→ **What needs to be done**
The copy has to match the records word for word and include no pictures.

→ **Provided data**

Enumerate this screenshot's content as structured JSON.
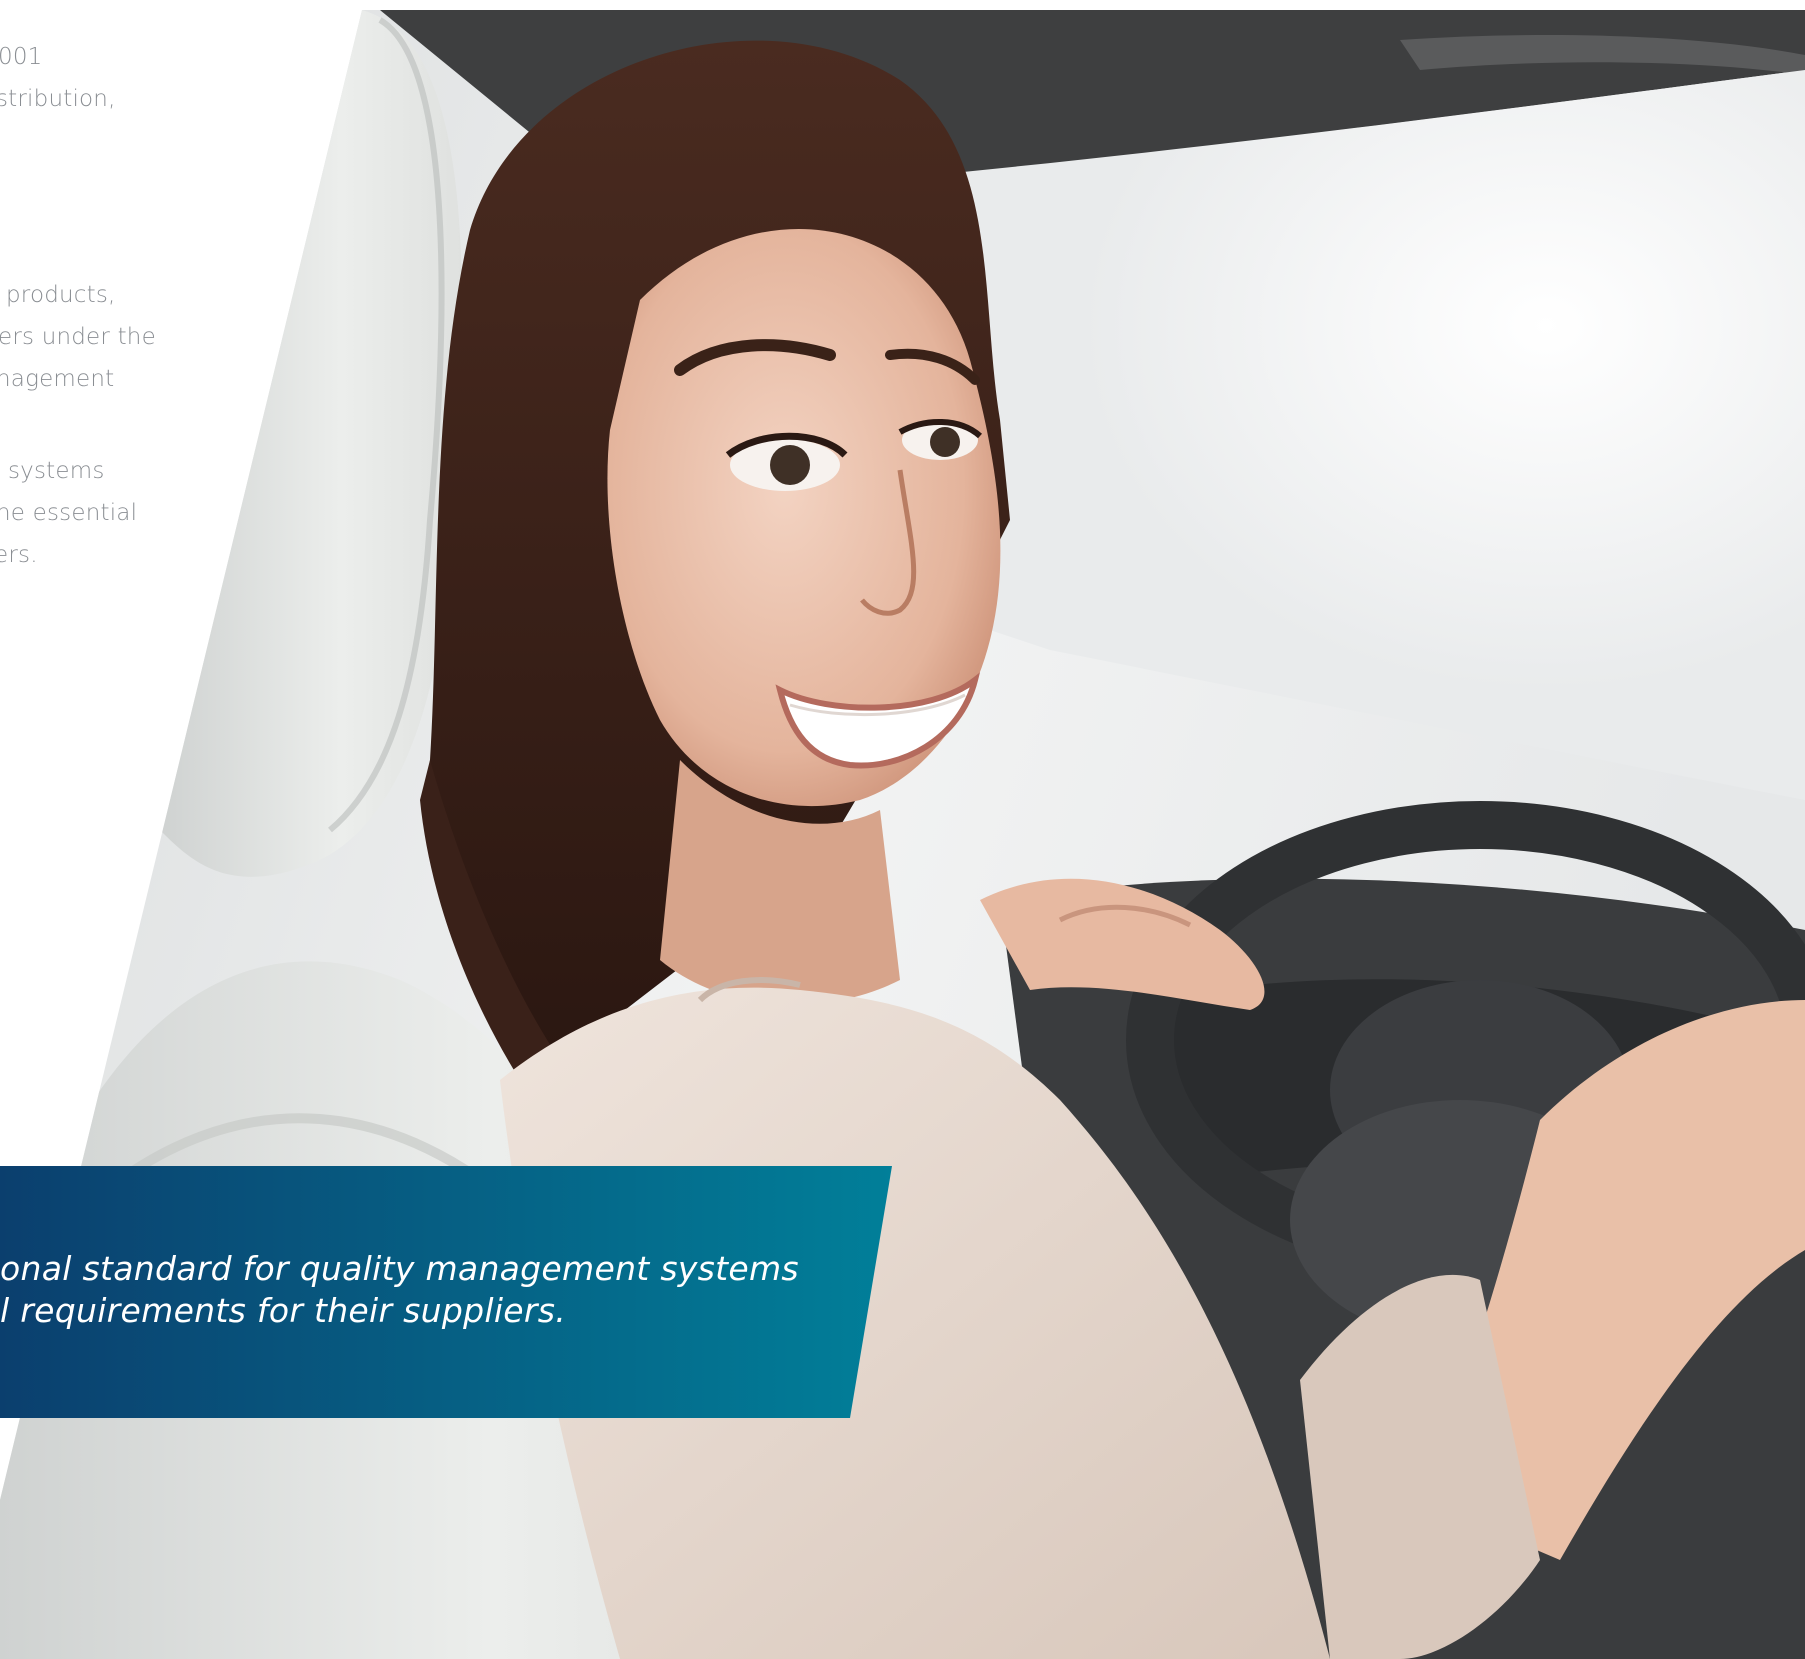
{
  "left_column": {
    "para1": [
      "001",
      "stribution,"
    ],
    "para2": [
      "products,",
      "ers under the",
      "nagement"
    ],
    "para3": [
      "systems",
      "he essential",
      "ers."
    ]
  },
  "banner": {
    "lines": [
      "onal standard for quality management systems",
      "l requirements for their suppliers."
    ]
  },
  "colors": {
    "banner_left": "#0b3f6e",
    "banner_right": "#017f99",
    "body_text": "#8a8e93"
  }
}
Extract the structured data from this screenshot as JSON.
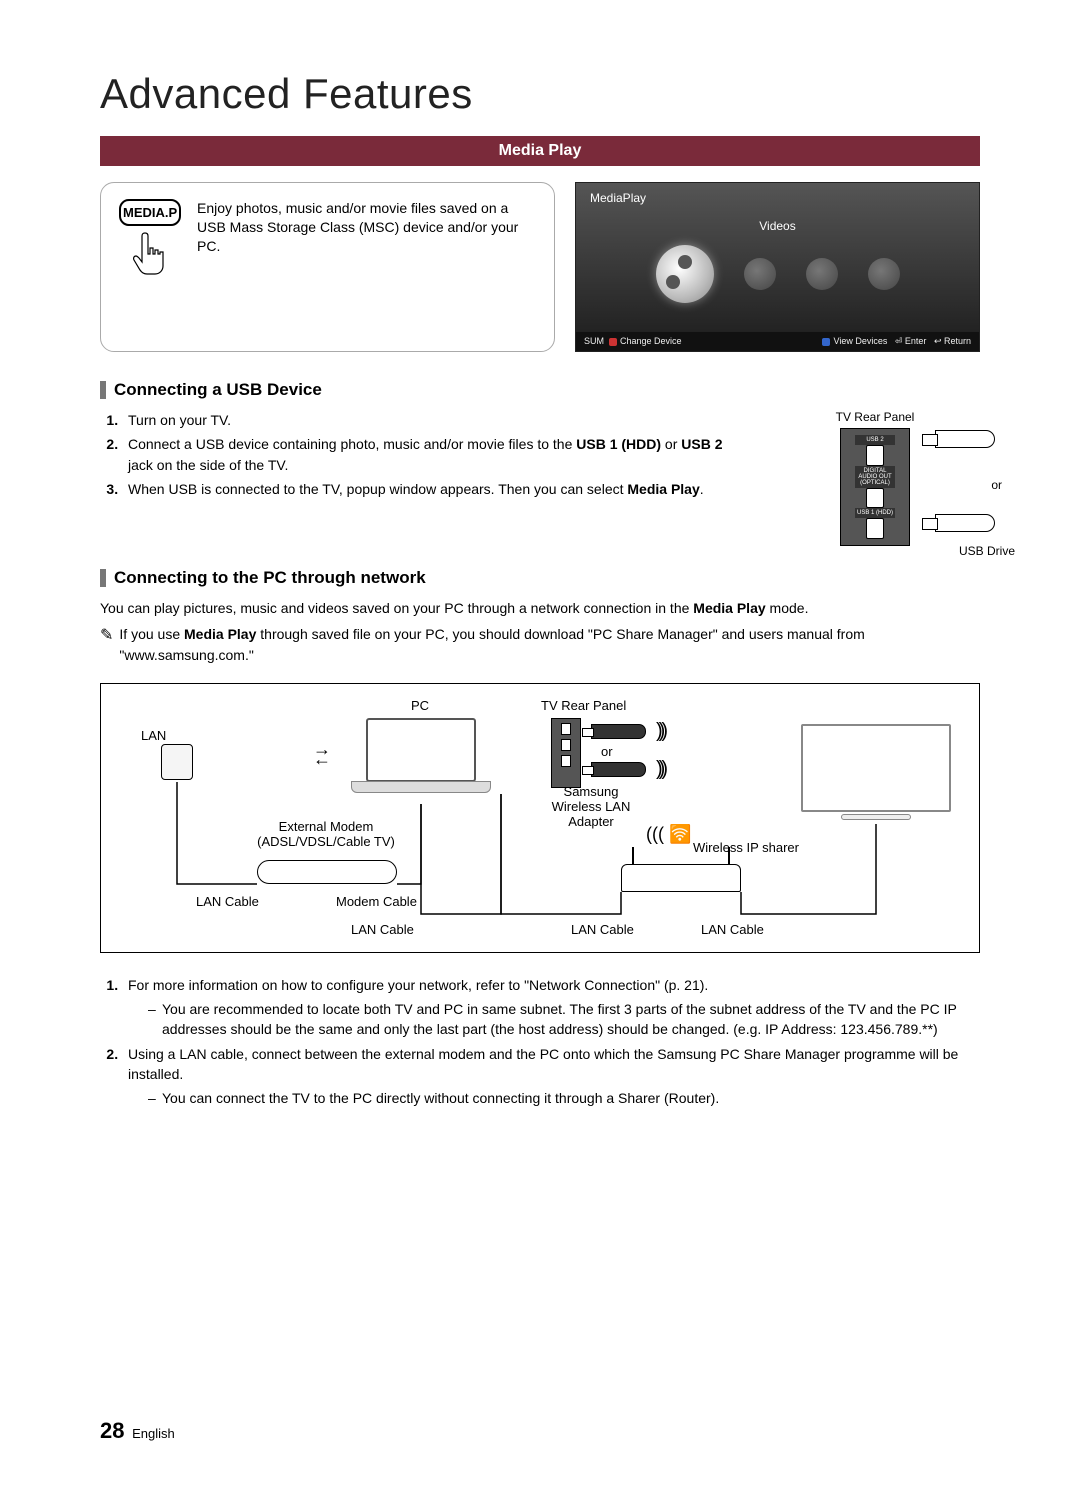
{
  "page": {
    "title": "Advanced Features",
    "section_bar": "Media Play",
    "number": "28",
    "language": "English"
  },
  "mediap": {
    "button_label": "MEDIA.P",
    "description": "Enjoy photos, music and/or movie files saved on a USB Mass Storage Class (MSC) device and/or your PC."
  },
  "tvshot": {
    "app": "MediaPlay",
    "category": "Videos",
    "footer_left_sum": "SUM",
    "footer_left_change": "Change Device",
    "footer_right_view": "View Devices",
    "footer_right_enter": "Enter",
    "footer_right_return": "Return"
  },
  "sec1": {
    "heading": "Connecting a USB Device",
    "step1": "Turn on your TV.",
    "step2_a": "Connect a USB device containing photo, music and/or movie files to the ",
    "step2_b": "USB 1 (HDD)",
    "step2_c": " or ",
    "step2_d": "USB 2",
    "step2_e": " jack on the side of the TV.",
    "step3_a": "When USB is connected to the TV, popup window appears. Then you can select ",
    "step3_b": "Media Play",
    "step3_c": ".",
    "diag_title": "TV Rear Panel",
    "port_usb2": "USB 2",
    "port_audio": "DIGITAL AUDIO OUT (OPTICAL)",
    "port_usb1": "USB 1 (HDD)",
    "or": "or",
    "usb_drive": "USB Drive"
  },
  "sec2": {
    "heading": "Connecting to the PC through network",
    "intro_a": "You can play pictures, music and videos saved on your PC through a network connection in the ",
    "intro_b": "Media Play",
    "intro_c": " mode.",
    "note_a": "If you use ",
    "note_b": "Media Play",
    "note_c": " through saved file on your PC, you should download \"PC Share Manager\" and users manual from \"www.samsung.com.\"",
    "labels": {
      "lan": "LAN",
      "pc": "PC",
      "rear": "TV Rear Panel",
      "modem": "External Modem (ADSL/VDSL/Cable TV)",
      "adapter": "Samsung Wireless LAN Adapter",
      "router": "Wireless IP sharer",
      "lan_cable": "LAN Cable",
      "modem_cable": "Modem Cable",
      "or": "or"
    },
    "step1": "For more information on how to configure your network, refer to \"Network Connection\" (p. 21).",
    "step1_sub1": "You are recommended to locate both TV and PC in same subnet. The first 3 parts of the subnet address of the TV and the PC IP addresses should be the same and only the last part (the host address) should be changed. (e.g. IP Address: 123.456.789.**)",
    "step2": "Using a LAN cable, connect between the external modem and the PC onto which the Samsung PC Share Manager programme will be installed.",
    "step2_sub1": "You can connect the TV to the PC directly without connecting it through a Sharer (Router)."
  }
}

→ **Response**
Enumerate this screenshot's content as structured JSON.
{
  "left_column": {
    "para1": [
      "001",
      "stribution,"
    ],
    "para2": [
      "products,",
      "ers under the",
      "nagement"
    ],
    "para3": [
      "systems",
      "he essential",
      "ers."
    ]
  },
  "banner": {
    "lines": [
      "onal standard for quality management systems",
      "l requirements for their suppliers."
    ]
  },
  "colors": {
    "banner_left": "#0b3f6e",
    "banner_right": "#017f99",
    "body_text": "#8a8e93"
  }
}
Extract the structured data from this screenshot as JSON.
{
  "page": {
    "title": "Advanced Features",
    "section_bar": "Media Play",
    "number": "28",
    "language": "English"
  },
  "mediap": {
    "button_label": "MEDIA.P",
    "description": "Enjoy photos, music and/or movie files saved on a USB Mass Storage Class (MSC) device and/or your PC."
  },
  "tvshot": {
    "app": "MediaPlay",
    "category": "Videos",
    "footer_left_sum": "SUM",
    "footer_left_change": "Change Device",
    "footer_right_view": "View Devices",
    "footer_right_enter": "Enter",
    "footer_right_return": "Return"
  },
  "sec1": {
    "heading": "Connecting a USB Device",
    "step1": "Turn on your TV.",
    "step2_a": "Connect a USB device containing photo, music and/or movie files to the ",
    "step2_b": "USB 1 (HDD)",
    "step2_c": " or ",
    "step2_d": "USB 2",
    "step2_e": " jack on the side of the TV.",
    "step3_a": "When USB is connected to the TV, popup window appears. Then you can select ",
    "step3_b": "Media Play",
    "step3_c": ".",
    "diag_title": "TV Rear Panel",
    "port_usb2": "USB 2",
    "port_audio": "DIGITAL AUDIO OUT (OPTICAL)",
    "port_usb1": "USB 1 (HDD)",
    "or": "or",
    "usb_drive": "USB Drive"
  },
  "sec2": {
    "heading": "Connecting to the PC through network",
    "intro_a": "You can play pictures, music and videos saved on your PC through a network connection in the ",
    "intro_b": "Media Play",
    "intro_c": " mode.",
    "note_a": "If you use ",
    "note_b": "Media Play",
    "note_c": " through saved file on your PC, you should download \"PC Share Manager\" and users manual from \"www.samsung.com.\"",
    "labels": {
      "lan": "LAN",
      "pc": "PC",
      "rear": "TV Rear Panel",
      "modem": "External Modem (ADSL/VDSL/Cable TV)",
      "adapter": "Samsung Wireless LAN Adapter",
      "router": "Wireless IP sharer",
      "lan_cable": "LAN Cable",
      "modem_cable": "Modem Cable",
      "or": "or"
    },
    "step1": "For more information on how to configure your network, refer to \"Network Connection\" (p. 21).",
    "step1_sub1": "You are recommended to locate both TV and PC in same subnet. The first 3 parts of the subnet address of the TV and the PC IP addresses should be the same and only the last part (the host address) should be changed. (e.g. IP Address: 123.456.789.**)",
    "step2": "Using a LAN cable, connect between the external modem and the PC onto which the Samsung PC Share Manager programme will be installed.",
    "step2_sub1": "You can connect the TV to the PC directly without connecting it through a Sharer (Router)."
  }
}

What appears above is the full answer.